In comments relating more generally to the issue of the grant of permission to apply out of time, the Judge went on to suggest that in the absence of “exceptional factors” the limit of excusable delay should be measured in weeks or, at most a few months (para 38). He commented that a “robust application” of the extension power in Section  would be consistent with several requirements of the Overriding Objective and the “sanctions jurisprudence” exemplified by Denton & Others v T H White & Others [2014] 1 WLR 3926.

This decision must send clear alarm bells to parties involved in 1975 Act disputes. It is clear that, unless it is reversed at a higher level it will be important in future for solicitors to ensure that such a claim is always brought within the 6-month time limit. This may cause problems – the time limit is short and often legal advisers are hampered by the need to gather as much evidence as possible before issuing – particularly important in a Part 8 claim where witness statement(s) in support must be filed with the Claim Form.

It remains to be seen whether this decision will be followed by other judges, and how the Courts will react to applications for permission in cases where a “standstill agreement” was entered into and relied upon before 25 February 2019.  Clearly, solicitors dealing with Inheritance Act cases should urgently review their files, and if there are cases where the 6-month limitation period has already expired in reliance upon a “standstill agreement” then they would be wise to issue proceedings immediately, coupled with an Application for a stay as suggested by Mostyn J (which would need to be supported by evidence of how the delay is likely to assist in achieving a negotiated settlement and preferably consented to by the defendant). Such a course will inevitably come at an unwelcome cost – which does rather seem to go against the current litigation culture of encouraging parties to settle their disputes without incurring unnecessary expenditure or taking up Court time.

Finally, this decision also contains two other matters of note in relation to claims under the 1975 Act.

Firstly, the Judge appeared to approve the proposition (agreed by the parties) that where an application is made for permission to apply out of time under Section 4 of the 1975 Act then the test to be applied is essentially the same as that required when seeking summary judgment under Part 24.2 of the Civil Procedure Rules. In other words, the burden lies upon the applicant for permission to show that he/she has a “real prospect” of succeeding substantively (para 20).

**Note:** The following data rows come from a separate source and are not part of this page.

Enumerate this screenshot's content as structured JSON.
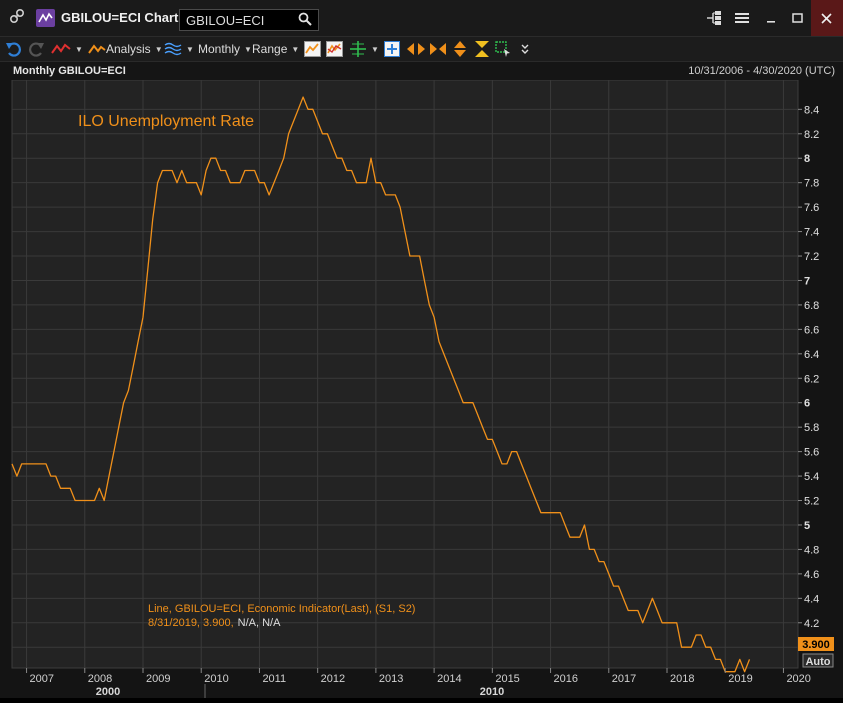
{
  "window": {
    "title": "GBILOU=ECI Chart",
    "ric_value": "GBILOU=ECI"
  },
  "toolbar": {
    "analysis_label": "Analysis",
    "interval_label": "Monthly",
    "range_label": "Range"
  },
  "chart_header": {
    "title": "Monthly GBILOU=ECI",
    "date_range": "10/31/2006 - 4/30/2020 (UTC)"
  },
  "colors": {
    "line": "#f0901a",
    "accent": "#f0901a",
    "background": "#232323",
    "grid": "#3a3a3a"
  },
  "chart_data": {
    "type": "line",
    "title": "ILO Unemployment Rate",
    "info_line1": "Line, GBILOU=ECI, Economic Indicator(Last), (S1, S2)",
    "info_date_value": "8/31/2019, 3.900,",
    "info_na": "N/A, N/A",
    "last_value_label": "3.900",
    "auto_label": "Auto",
    "x_major_labels": [
      "2000",
      "2010"
    ],
    "x_ticks": [
      "2007",
      "2008",
      "2009",
      "2010",
      "2011",
      "2012",
      "2013",
      "2014",
      "2015",
      "2016",
      "2017",
      "2018",
      "2019",
      "2020"
    ],
    "y_ticks": [
      "4",
      "4.2",
      "4.4",
      "4.6",
      "4.8",
      "5",
      "5.2",
      "5.4",
      "5.6",
      "5.8",
      "6",
      "6.2",
      "6.4",
      "6.6",
      "6.8",
      "7",
      "7.2",
      "7.4",
      "7.6",
      "7.8",
      "8",
      "8.2",
      "8.4"
    ],
    "xlim": [
      "2006-10",
      "2020-04"
    ],
    "ylim": [
      3.83,
      8.64
    ],
    "grid": true,
    "series": [
      {
        "values": [
          [
            "2006-10",
            5.5
          ],
          [
            "2006-11",
            5.4
          ],
          [
            "2006-12",
            5.5
          ],
          [
            "2007-01",
            5.5
          ],
          [
            "2007-03",
            5.5
          ],
          [
            "2007-05",
            5.5
          ],
          [
            "2007-06",
            5.4
          ],
          [
            "2007-07",
            5.4
          ],
          [
            "2007-08",
            5.3
          ],
          [
            "2007-10",
            5.3
          ],
          [
            "2007-11",
            5.2
          ],
          [
            "2008-03",
            5.2
          ],
          [
            "2008-04",
            5.3
          ],
          [
            "2008-05",
            5.2
          ],
          [
            "2008-06",
            5.4
          ],
          [
            "2008-07",
            5.6
          ],
          [
            "2008-08",
            5.8
          ],
          [
            "2008-09",
            6.0
          ],
          [
            "2008-10",
            6.1
          ],
          [
            "2008-11",
            6.3
          ],
          [
            "2008-12",
            6.5
          ],
          [
            "2009-01",
            6.7
          ],
          [
            "2009-02",
            7.1
          ],
          [
            "2009-03",
            7.5
          ],
          [
            "2009-04",
            7.8
          ],
          [
            "2009-05",
            7.9
          ],
          [
            "2009-07",
            7.9
          ],
          [
            "2009-08",
            7.8
          ],
          [
            "2009-09",
            7.9
          ],
          [
            "2009-10",
            7.8
          ],
          [
            "2009-11",
            7.8
          ],
          [
            "2009-12",
            7.8
          ],
          [
            "2010-01",
            7.7
          ],
          [
            "2010-02",
            7.9
          ],
          [
            "2010-03",
            8.0
          ],
          [
            "2010-04",
            8.0
          ],
          [
            "2010-05",
            7.9
          ],
          [
            "2010-06",
            7.9
          ],
          [
            "2010-07",
            7.8
          ],
          [
            "2010-09",
            7.8
          ],
          [
            "2010-10",
            7.9
          ],
          [
            "2010-12",
            7.9
          ],
          [
            "2011-01",
            7.8
          ],
          [
            "2011-02",
            7.8
          ],
          [
            "2011-03",
            7.7
          ],
          [
            "2011-04",
            7.8
          ],
          [
            "2011-05",
            7.9
          ],
          [
            "2011-06",
            8.0
          ],
          [
            "2011-07",
            8.2
          ],
          [
            "2011-08",
            8.3
          ],
          [
            "2011-09",
            8.4
          ],
          [
            "2011-10",
            8.5
          ],
          [
            "2011-11",
            8.4
          ],
          [
            "2011-12",
            8.4
          ],
          [
            "2012-01",
            8.3
          ],
          [
            "2012-02",
            8.2
          ],
          [
            "2012-03",
            8.2
          ],
          [
            "2012-04",
            8.1
          ],
          [
            "2012-05",
            8.0
          ],
          [
            "2012-06",
            8.0
          ],
          [
            "2012-07",
            7.9
          ],
          [
            "2012-08",
            7.9
          ],
          [
            "2012-09",
            7.8
          ],
          [
            "2012-10",
            7.8
          ],
          [
            "2012-11",
            7.8
          ],
          [
            "2012-12",
            8.0
          ],
          [
            "2013-01",
            7.8
          ],
          [
            "2013-02",
            7.8
          ],
          [
            "2013-03",
            7.7
          ],
          [
            "2013-04",
            7.7
          ],
          [
            "2013-05",
            7.7
          ],
          [
            "2013-06",
            7.6
          ],
          [
            "2013-07",
            7.4
          ],
          [
            "2013-08",
            7.2
          ],
          [
            "2013-09",
            7.2
          ],
          [
            "2013-10",
            7.2
          ],
          [
            "2013-11",
            7.0
          ],
          [
            "2013-12",
            6.8
          ],
          [
            "2014-01",
            6.7
          ],
          [
            "2014-02",
            6.5
          ],
          [
            "2014-03",
            6.4
          ],
          [
            "2014-04",
            6.3
          ],
          [
            "2014-05",
            6.2
          ],
          [
            "2014-06",
            6.1
          ],
          [
            "2014-07",
            6.0
          ],
          [
            "2014-08",
            6.0
          ],
          [
            "2014-09",
            6.0
          ],
          [
            "2014-10",
            5.9
          ],
          [
            "2014-11",
            5.8
          ],
          [
            "2014-12",
            5.7
          ],
          [
            "2015-01",
            5.7
          ],
          [
            "2015-02",
            5.6
          ],
          [
            "2015-03",
            5.5
          ],
          [
            "2015-04",
            5.5
          ],
          [
            "2015-05",
            5.6
          ],
          [
            "2015-06",
            5.6
          ],
          [
            "2015-07",
            5.5
          ],
          [
            "2015-08",
            5.4
          ],
          [
            "2015-09",
            5.3
          ],
          [
            "2015-10",
            5.2
          ],
          [
            "2015-11",
            5.1
          ],
          [
            "2015-12",
            5.1
          ],
          [
            "2016-01",
            5.1
          ],
          [
            "2016-02",
            5.1
          ],
          [
            "2016-03",
            5.1
          ],
          [
            "2016-04",
            5.0
          ],
          [
            "2016-05",
            4.9
          ],
          [
            "2016-06",
            4.9
          ],
          [
            "2016-07",
            4.9
          ],
          [
            "2016-08",
            5.0
          ],
          [
            "2016-09",
            4.8
          ],
          [
            "2016-10",
            4.8
          ],
          [
            "2016-11",
            4.7
          ],
          [
            "2016-12",
            4.7
          ],
          [
            "2017-01",
            4.6
          ],
          [
            "2017-02",
            4.5
          ],
          [
            "2017-03",
            4.5
          ],
          [
            "2017-04",
            4.4
          ],
          [
            "2017-05",
            4.3
          ],
          [
            "2017-06",
            4.3
          ],
          [
            "2017-07",
            4.3
          ],
          [
            "2017-08",
            4.2
          ],
          [
            "2017-09",
            4.3
          ],
          [
            "2017-10",
            4.4
          ],
          [
            "2017-11",
            4.3
          ],
          [
            "2017-12",
            4.2
          ],
          [
            "2018-01",
            4.2
          ],
          [
            "2018-02",
            4.2
          ],
          [
            "2018-03",
            4.2
          ],
          [
            "2018-04",
            4.0
          ],
          [
            "2018-05",
            4.0
          ],
          [
            "2018-06",
            4.0
          ],
          [
            "2018-07",
            4.1
          ],
          [
            "2018-08",
            4.1
          ],
          [
            "2018-09",
            4.0
          ],
          [
            "2018-10",
            4.0
          ],
          [
            "2018-11",
            3.9
          ],
          [
            "2018-12",
            3.9
          ],
          [
            "2019-01",
            3.8
          ],
          [
            "2019-02",
            3.8
          ],
          [
            "2019-03",
            3.8
          ],
          [
            "2019-04",
            3.9
          ],
          [
            "2019-05",
            3.8
          ],
          [
            "2019-06",
            3.9
          ]
        ]
      }
    ]
  }
}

Secondly, Mostyn J downplayed an argument by the claimant that a widow is entitled to “security” in relation to her future provision – commenting that it was tantamount to saying that a widow has an entitlement to outright testamentary provision from her husband – thus introducing a form of “forced heirship” which is unknown to English Law (para 21).

This article is available to download.